What you should do — Go through the data and copy each line where the word "front" shows up.

Excerpts from an interface dataset:
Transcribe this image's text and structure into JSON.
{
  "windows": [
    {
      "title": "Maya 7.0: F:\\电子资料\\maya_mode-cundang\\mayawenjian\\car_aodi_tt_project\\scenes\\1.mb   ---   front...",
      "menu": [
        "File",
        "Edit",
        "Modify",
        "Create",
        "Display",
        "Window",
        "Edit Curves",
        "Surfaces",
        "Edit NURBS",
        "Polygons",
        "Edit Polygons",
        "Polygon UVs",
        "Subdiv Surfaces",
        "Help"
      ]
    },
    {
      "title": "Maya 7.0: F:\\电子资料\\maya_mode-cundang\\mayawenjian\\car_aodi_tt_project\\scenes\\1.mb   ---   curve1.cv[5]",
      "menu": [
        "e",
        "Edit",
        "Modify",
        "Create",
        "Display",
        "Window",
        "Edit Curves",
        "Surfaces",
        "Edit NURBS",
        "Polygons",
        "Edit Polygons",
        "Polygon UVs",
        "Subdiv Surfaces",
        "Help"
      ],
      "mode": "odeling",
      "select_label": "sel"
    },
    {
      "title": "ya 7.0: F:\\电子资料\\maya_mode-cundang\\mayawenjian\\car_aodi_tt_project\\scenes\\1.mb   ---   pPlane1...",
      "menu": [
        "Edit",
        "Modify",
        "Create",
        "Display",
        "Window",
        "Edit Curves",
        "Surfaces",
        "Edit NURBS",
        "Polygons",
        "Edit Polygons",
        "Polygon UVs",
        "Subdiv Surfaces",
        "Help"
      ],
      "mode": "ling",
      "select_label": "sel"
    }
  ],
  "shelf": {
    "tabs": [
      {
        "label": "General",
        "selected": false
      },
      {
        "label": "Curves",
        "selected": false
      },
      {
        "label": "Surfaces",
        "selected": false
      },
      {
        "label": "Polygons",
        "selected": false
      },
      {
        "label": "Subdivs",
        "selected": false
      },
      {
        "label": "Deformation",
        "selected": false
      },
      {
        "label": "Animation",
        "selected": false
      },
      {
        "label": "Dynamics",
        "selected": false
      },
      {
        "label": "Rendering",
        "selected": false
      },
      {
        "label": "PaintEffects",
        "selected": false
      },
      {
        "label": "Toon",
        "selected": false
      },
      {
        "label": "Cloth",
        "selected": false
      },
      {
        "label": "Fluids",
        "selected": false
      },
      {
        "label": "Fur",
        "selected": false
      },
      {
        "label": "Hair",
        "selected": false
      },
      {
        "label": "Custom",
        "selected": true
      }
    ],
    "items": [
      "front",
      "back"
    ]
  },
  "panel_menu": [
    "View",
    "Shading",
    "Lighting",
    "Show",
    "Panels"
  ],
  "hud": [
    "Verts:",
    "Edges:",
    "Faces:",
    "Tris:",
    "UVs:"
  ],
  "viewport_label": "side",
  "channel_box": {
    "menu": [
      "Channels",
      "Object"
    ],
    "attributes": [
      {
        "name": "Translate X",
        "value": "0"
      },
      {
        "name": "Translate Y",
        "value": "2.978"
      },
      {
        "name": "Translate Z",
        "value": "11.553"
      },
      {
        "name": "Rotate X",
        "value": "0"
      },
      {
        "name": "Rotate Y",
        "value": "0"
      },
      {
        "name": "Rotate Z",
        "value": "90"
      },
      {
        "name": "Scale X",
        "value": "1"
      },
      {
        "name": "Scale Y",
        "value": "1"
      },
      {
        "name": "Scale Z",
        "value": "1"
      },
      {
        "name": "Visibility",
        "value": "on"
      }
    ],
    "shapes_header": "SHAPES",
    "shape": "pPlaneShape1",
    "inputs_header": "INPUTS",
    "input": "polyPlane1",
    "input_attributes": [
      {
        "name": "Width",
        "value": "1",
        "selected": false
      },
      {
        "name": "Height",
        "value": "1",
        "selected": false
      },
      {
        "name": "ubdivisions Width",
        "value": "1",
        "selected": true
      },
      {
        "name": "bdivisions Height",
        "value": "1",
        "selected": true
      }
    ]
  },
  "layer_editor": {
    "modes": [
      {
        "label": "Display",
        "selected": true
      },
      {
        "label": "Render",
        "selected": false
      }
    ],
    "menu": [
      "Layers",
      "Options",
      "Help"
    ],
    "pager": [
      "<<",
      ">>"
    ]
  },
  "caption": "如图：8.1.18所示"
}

Solution to this exercise —
      "title": "Maya 7.0: F:\\电子资料\\maya_mode-cundang\\mayawenjian\\car_aodi_tt_project\\scenes\\1.mb   ---   front...",
      "front",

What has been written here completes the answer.